=== WHAT THE TASK REQUIRES ===
Print all entries precisely as they are written.

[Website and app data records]
◇ ◇ ◇
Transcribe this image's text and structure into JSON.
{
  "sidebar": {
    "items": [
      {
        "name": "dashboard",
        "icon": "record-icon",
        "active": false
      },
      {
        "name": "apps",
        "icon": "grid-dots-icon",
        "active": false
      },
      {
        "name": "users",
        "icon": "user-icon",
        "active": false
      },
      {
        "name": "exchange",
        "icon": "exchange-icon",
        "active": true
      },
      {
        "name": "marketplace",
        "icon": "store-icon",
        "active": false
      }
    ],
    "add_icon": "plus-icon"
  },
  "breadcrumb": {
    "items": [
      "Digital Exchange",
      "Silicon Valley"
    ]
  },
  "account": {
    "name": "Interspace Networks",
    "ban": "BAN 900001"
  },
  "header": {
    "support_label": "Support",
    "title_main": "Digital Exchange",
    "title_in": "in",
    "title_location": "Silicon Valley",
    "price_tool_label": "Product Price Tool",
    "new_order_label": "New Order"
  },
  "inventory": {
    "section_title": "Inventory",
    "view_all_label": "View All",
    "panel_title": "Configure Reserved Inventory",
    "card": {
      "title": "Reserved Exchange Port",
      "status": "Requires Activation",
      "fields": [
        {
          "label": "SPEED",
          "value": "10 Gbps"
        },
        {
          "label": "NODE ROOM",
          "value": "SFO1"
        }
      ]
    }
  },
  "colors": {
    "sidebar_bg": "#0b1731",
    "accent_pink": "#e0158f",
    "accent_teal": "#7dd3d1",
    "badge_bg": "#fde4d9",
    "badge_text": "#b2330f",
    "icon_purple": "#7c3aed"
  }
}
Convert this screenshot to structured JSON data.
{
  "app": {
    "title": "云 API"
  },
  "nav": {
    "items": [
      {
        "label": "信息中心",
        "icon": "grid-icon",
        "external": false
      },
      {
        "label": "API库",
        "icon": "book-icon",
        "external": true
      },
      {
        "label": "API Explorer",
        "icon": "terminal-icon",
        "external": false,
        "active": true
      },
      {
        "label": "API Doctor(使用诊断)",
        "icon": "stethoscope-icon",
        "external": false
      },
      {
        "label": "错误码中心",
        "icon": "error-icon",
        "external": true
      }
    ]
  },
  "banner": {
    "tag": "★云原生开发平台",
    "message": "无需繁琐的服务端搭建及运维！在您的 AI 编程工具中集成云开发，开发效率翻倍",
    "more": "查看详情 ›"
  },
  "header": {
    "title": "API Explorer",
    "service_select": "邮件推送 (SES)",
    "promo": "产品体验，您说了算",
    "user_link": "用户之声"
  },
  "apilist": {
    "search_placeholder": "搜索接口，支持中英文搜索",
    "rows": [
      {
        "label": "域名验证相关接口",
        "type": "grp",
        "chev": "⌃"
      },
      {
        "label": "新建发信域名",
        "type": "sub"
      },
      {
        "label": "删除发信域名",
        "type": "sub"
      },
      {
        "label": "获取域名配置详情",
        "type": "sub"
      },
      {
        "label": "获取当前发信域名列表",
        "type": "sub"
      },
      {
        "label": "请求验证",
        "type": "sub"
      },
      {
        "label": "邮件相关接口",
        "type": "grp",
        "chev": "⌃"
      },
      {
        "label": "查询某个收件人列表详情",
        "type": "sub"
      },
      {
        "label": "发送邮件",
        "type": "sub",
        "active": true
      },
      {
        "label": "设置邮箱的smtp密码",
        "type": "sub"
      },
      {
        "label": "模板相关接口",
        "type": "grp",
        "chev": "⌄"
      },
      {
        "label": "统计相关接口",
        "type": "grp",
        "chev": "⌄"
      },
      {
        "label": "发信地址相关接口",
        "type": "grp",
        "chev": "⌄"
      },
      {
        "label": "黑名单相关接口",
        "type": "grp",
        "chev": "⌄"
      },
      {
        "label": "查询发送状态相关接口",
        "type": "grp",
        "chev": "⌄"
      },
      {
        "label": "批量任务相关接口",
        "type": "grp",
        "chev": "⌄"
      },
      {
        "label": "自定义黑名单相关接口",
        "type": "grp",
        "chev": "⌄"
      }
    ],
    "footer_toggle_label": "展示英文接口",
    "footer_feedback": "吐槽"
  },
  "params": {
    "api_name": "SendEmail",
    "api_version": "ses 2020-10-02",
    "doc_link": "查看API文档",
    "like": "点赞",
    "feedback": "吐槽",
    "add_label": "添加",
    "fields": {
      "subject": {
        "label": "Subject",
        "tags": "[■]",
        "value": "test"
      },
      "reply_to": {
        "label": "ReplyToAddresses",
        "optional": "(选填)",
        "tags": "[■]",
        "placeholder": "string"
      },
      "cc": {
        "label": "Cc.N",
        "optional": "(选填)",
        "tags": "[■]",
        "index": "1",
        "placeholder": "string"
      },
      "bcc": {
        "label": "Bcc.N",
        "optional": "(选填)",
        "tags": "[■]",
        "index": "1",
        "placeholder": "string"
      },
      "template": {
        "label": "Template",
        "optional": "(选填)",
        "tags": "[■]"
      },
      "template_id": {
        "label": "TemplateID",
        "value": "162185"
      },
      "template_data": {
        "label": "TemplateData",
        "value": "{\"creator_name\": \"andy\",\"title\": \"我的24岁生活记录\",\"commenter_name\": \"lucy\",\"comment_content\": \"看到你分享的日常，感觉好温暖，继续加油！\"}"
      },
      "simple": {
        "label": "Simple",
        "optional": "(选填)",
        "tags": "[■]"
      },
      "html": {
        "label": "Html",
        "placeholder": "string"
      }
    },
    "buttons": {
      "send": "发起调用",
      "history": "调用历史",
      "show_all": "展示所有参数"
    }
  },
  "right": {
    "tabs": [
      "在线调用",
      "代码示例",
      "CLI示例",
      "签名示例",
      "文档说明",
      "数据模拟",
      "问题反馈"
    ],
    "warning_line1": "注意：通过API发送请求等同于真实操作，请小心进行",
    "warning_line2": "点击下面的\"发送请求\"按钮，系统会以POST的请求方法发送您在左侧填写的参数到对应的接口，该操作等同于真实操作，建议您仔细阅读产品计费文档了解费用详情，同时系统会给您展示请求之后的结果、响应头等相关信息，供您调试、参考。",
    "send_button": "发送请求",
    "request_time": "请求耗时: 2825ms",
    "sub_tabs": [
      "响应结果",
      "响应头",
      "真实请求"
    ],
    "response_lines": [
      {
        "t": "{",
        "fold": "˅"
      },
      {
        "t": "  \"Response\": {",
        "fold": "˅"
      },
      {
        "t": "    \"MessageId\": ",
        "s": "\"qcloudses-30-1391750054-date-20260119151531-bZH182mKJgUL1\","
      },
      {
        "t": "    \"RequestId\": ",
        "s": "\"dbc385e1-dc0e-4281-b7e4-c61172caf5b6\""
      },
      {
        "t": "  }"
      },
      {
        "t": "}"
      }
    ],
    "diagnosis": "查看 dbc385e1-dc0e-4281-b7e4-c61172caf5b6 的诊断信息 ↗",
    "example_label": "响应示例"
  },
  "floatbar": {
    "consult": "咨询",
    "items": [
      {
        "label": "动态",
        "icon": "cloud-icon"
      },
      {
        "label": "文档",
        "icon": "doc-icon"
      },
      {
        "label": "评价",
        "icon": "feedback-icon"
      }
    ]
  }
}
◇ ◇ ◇
=== SOLUTION FOR THIS TASK ===
Transcribe this image's text and structure into JSON.
{
  "sidebar": {
    "items": [
      {
        "name": "dashboard",
        "icon": "record-icon",
        "active": false
      },
      {
        "name": "apps",
        "icon": "grid-dots-icon",
        "active": false
      },
      {
        "name": "users",
        "icon": "user-icon",
        "active": false
      },
      {
        "name": "exchange",
        "icon": "exchange-icon",
        "active": true
      },
      {
        "name": "marketplace",
        "icon": "store-icon",
        "active": false
      }
    ],
    "add_icon": "plus-icon"
  },
  "breadcrumb": {
    "items": [
      "Digital Exchange",
      "Silicon Valley"
    ]
  },
  "account": {
    "name": "Interspace Networks",
    "ban": "BAN 900001"
  },
  "header": {
    "support_label": "Support",
    "title_main": "Digital Exchange",
    "title_in": "in",
    "title_location": "Silicon Valley",
    "price_tool_label": "Product Price Tool",
    "new_order_label": "New Order"
  },
  "inventory": {
    "section_title": "Inventory",
    "view_all_label": "View All",
    "panel_title": "Configure Reserved Inventory",
    "card": {
      "title": "Reserved Exchange Port",
      "status": "Requires Activation",
      "fields": [
        {
          "label": "SPEED",
          "value": "10 Gbps"
        },
        {
          "label": "NODE ROOM",
          "value": "SFO1"
        }
      ]
    }
  },
  "colors": {
    "sidebar_bg": "#0b1731",
    "accent_pink": "#e0158f",
    "accent_teal": "#7dd3d1",
    "badge_bg": "#fde4d9",
    "badge_text": "#b2330f",
    "icon_purple": "#7c3aed"
  }
}
Convert this screenshot to structured JSON data.
{
  "app": {
    "title": "云 API"
  },
  "nav": {
    "items": [
      {
        "label": "信息中心",
        "icon": "grid-icon",
        "external": false
      },
      {
        "label": "API库",
        "icon": "book-icon",
        "external": true
      },
      {
        "label": "API Explorer",
        "icon": "terminal-icon",
        "external": false,
        "active": true
      },
      {
        "label": "API Doctor(使用诊断)",
        "icon": "stethoscope-icon",
        "external": false
      },
      {
        "label": "错误码中心",
        "icon": "error-icon",
        "external": true
      }
    ]
  },
  "banner": {
    "tag": "★云原生开发平台",
    "message": "无需繁琐的服务端搭建及运维！在您的 AI 编程工具中集成云开发，开发效率翻倍",
    "more": "查看详情 ›"
  },
  "header": {
    "title": "API Explorer",
    "service_select": "邮件推送 (SES)",
    "promo": "产品体验，您说了算",
    "user_link": "用户之声"
  },
  "apilist": {
    "search_placeholder": "搜索接口，支持中英文搜索",
    "rows": [
      {
        "label": "域名验证相关接口",
        "type": "grp",
        "chev": "⌃"
      },
      {
        "label": "新建发信域名",
        "type": "sub"
      },
      {
        "label": "删除发信域名",
        "type": "sub"
      },
      {
        "label": "获取域名配置详情",
        "type": "sub"
      },
      {
        "label": "获取当前发信域名列表",
        "type": "sub"
      },
      {
        "label": "请求验证",
        "type": "sub"
      },
      {
        "label": "邮件相关接口",
        "type": "grp",
        "chev": "⌃"
      },
      {
        "label": "查询某个收件人列表详情",
        "type": "sub"
      },
      {
        "label": "发送邮件",
        "type": "sub",
        "active": true
      },
      {
        "label": "设置邮箱的smtp密码",
        "type": "sub"
      },
      {
        "label": "模板相关接口",
        "type": "grp",
        "chev": "⌄"
      },
      {
        "label": "统计相关接口",
        "type": "grp",
        "chev": "⌄"
      },
      {
        "label": "发信地址相关接口",
        "type": "grp",
        "chev": "⌄"
      },
      {
        "label": "黑名单相关接口",
        "type": "grp",
        "chev": "⌄"
      },
      {
        "label": "查询发送状态相关接口",
        "type": "grp",
        "chev": "⌄"
      },
      {
        "label": "批量任务相关接口",
        "type": "grp",
        "chev": "⌄"
      },
      {
        "label": "自定义黑名单相关接口",
        "type": "grp",
        "chev": "⌄"
      }
    ],
    "footer_toggle_label": "展示英文接口",
    "footer_feedback": "吐槽"
  },
  "params": {
    "api_name": "SendEmail",
    "api_version": "ses 2020-10-02",
    "doc_link": "查看API文档",
    "like": "点赞",
    "feedback": "吐槽",
    "add_label": "添加",
    "fields": {
      "subject": {
        "label": "Subject",
        "tags": "[■]",
        "value": "test"
      },
      "reply_to": {
        "label": "ReplyToAddresses",
        "optional": "(选填)",
        "tags": "[■]",
        "placeholder": "string"
      },
      "cc": {
        "label": "Cc.N",
        "optional": "(选填)",
        "tags": "[■]",
        "index": "1",
        "placeholder": "string"
      },
      "bcc": {
        "label": "Bcc.N",
        "optional": "(选填)",
        "tags": "[■]",
        "index": "1",
        "placeholder": "string"
      },
      "template": {
        "label": "Template",
        "optional": "(选填)",
        "tags": "[■]"
      },
      "template_id": {
        "label": "TemplateID",
        "value": "162185"
      },
      "template_data": {
        "label": "TemplateData",
        "value": "{\"creator_name\": \"andy\",\"title\": \"我的24岁生活记录\",\"commenter_name\": \"lucy\",\"comment_content\": \"看到你分享的日常，感觉好温暖，继续加油！\"}"
      },
      "simple": {
        "label": "Simple",
        "optional": "(选填)",
        "tags": "[■]"
      },
      "html": {
        "label": "Html",
        "placeholder": "string"
      }
    },
    "buttons": {
      "send": "发起调用",
      "history": "调用历史",
      "show_all": "展示所有参数"
    }
  },
  "right": {
    "tabs": [
      "在线调用",
      "代码示例",
      "CLI示例",
      "签名示例",
      "文档说明",
      "数据模拟",
      "问题反馈"
    ],
    "warning_line1": "注意：通过API发送请求等同于真实操作，请小心进行",
    "warning_line2": "点击下面的\"发送请求\"按钮，系统会以POST的请求方法发送您在左侧填写的参数到对应的接口，该操作等同于真实操作，建议您仔细阅读产品计费文档了解费用详情，同时系统会给您展示请求之后的结果、响应头等相关信息，供您调试、参考。",
    "send_button": "发送请求",
    "request_time": "请求耗时: 2825ms",
    "sub_tabs": [
      "响应结果",
      "响应头",
      "真实请求"
    ],
    "response_lines": [
      {
        "t": "{",
        "fold": "˅"
      },
      {
        "t": "  \"Response\": {",
        "fold": "˅"
      },
      {
        "t": "    \"MessageId\": ",
        "s": "\"qcloudses-30-1391750054-date-20260119151531-bZH182mKJgUL1\","
      },
      {
        "t": "    \"RequestId\": ",
        "s": "\"dbc385e1-dc0e-4281-b7e4-c61172caf5b6\""
      },
      {
        "t": "  }"
      },
      {
        "t": "}"
      }
    ],
    "diagnosis": "查看 dbc385e1-dc0e-4281-b7e4-c61172caf5b6 的诊断信息 ↗",
    "example_label": "响应示例"
  },
  "floatbar": {
    "consult": "咨询",
    "items": [
      {
        "label": "动态",
        "icon": "cloud-icon"
      },
      {
        "label": "文档",
        "icon": "doc-icon"
      },
      {
        "label": "评价",
        "icon": "feedback-icon"
      }
    ]
  }
}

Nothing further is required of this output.